A properly-sized diesel generator is essential for having reliable and dependable backup power for your equipment. Improper sizing can easily lead to a variety of issues, including nuisance tripping and eventual generator failure. The following takes a look at various sizing considerations for modern diesel generators.
How Much Power Do You Need?
Diesel generators come in all shapes and forms to handle a broad range of power requirements. The exact type of generator you'll need will depend on a variety of crucial factors:
- What are your phase requirements? Most homes and small businesses rely on single-phase current at 120 and 240 volts, whereas manufacturing plants and other commercial operations use three-phase current to drive heavy machinery.
- What type of equipment will the generator power? Lights, refrigerators, HVAC units, chargers and inverters all have unique load requirements that must be considered.
- What are your startup amperage requirements? Keep in mind that your powered equipment may run at a specific kilowatt rating, but it'll use far more power on startup. For example, a particular piece of equipment may need over 200 kilowatts at startup, despite having an average running load of less than 100 kilowatts.
- What about future expansion? If you want to add on additional equipment in the future, you'll need to have some sort of reserve set aside to accommodate the addition.
It's not uncommon to find your equipment's power requirements listed in amperes instead of watts. Nevertheless, you can convert the power requirement
- Wattage = amperes x volts (for resistive loads)
- Wattage = (amperes x volts) x load factor (for reactive loads)
What are Your Environmental Conditions?
Your diesel generator's overall performance can easily be affected by the
What About Physical Installation?
Several aspects of your diesel generator's physical installation can also play a role in its overall performance. For instance, a poorly-sized generator may exhibit poor cooling performance due to increased workloads, eventually resulting in complete generator failure. Larger units may be deprived of adequate cooling and exhaust air flow due to space constraints and improper blocking in order to reduce generator noise.

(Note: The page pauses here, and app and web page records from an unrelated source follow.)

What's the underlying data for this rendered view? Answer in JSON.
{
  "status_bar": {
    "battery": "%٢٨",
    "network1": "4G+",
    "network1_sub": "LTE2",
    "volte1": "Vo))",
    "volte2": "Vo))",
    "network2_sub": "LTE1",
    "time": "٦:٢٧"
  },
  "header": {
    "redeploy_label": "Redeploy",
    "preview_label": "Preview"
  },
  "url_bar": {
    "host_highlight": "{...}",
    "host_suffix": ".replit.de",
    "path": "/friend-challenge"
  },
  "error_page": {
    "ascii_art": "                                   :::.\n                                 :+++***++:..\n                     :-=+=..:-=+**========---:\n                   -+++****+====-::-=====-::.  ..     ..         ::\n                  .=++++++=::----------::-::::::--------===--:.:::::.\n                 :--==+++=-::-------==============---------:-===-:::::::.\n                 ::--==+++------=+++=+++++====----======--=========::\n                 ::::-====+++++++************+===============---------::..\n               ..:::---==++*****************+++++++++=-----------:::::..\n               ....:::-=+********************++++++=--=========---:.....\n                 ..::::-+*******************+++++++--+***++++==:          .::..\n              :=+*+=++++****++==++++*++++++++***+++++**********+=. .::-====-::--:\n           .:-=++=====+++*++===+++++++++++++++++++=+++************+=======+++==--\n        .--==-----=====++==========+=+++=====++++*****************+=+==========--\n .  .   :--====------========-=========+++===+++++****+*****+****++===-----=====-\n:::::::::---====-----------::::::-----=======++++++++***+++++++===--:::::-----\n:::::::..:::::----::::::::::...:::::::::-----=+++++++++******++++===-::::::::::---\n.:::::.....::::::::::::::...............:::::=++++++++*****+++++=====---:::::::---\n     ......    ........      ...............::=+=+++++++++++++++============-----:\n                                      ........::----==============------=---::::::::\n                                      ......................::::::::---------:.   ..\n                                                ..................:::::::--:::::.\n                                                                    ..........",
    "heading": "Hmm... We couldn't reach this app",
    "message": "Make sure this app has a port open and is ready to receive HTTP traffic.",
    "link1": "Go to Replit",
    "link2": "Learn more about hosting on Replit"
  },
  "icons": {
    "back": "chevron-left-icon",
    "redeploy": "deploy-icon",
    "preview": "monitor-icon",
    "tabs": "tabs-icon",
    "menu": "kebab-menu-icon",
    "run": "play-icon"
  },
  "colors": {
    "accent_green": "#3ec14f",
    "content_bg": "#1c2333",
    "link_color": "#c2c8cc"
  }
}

If you have any questions, you should consult your certified electrician for more in-depth answers about your power generation needs.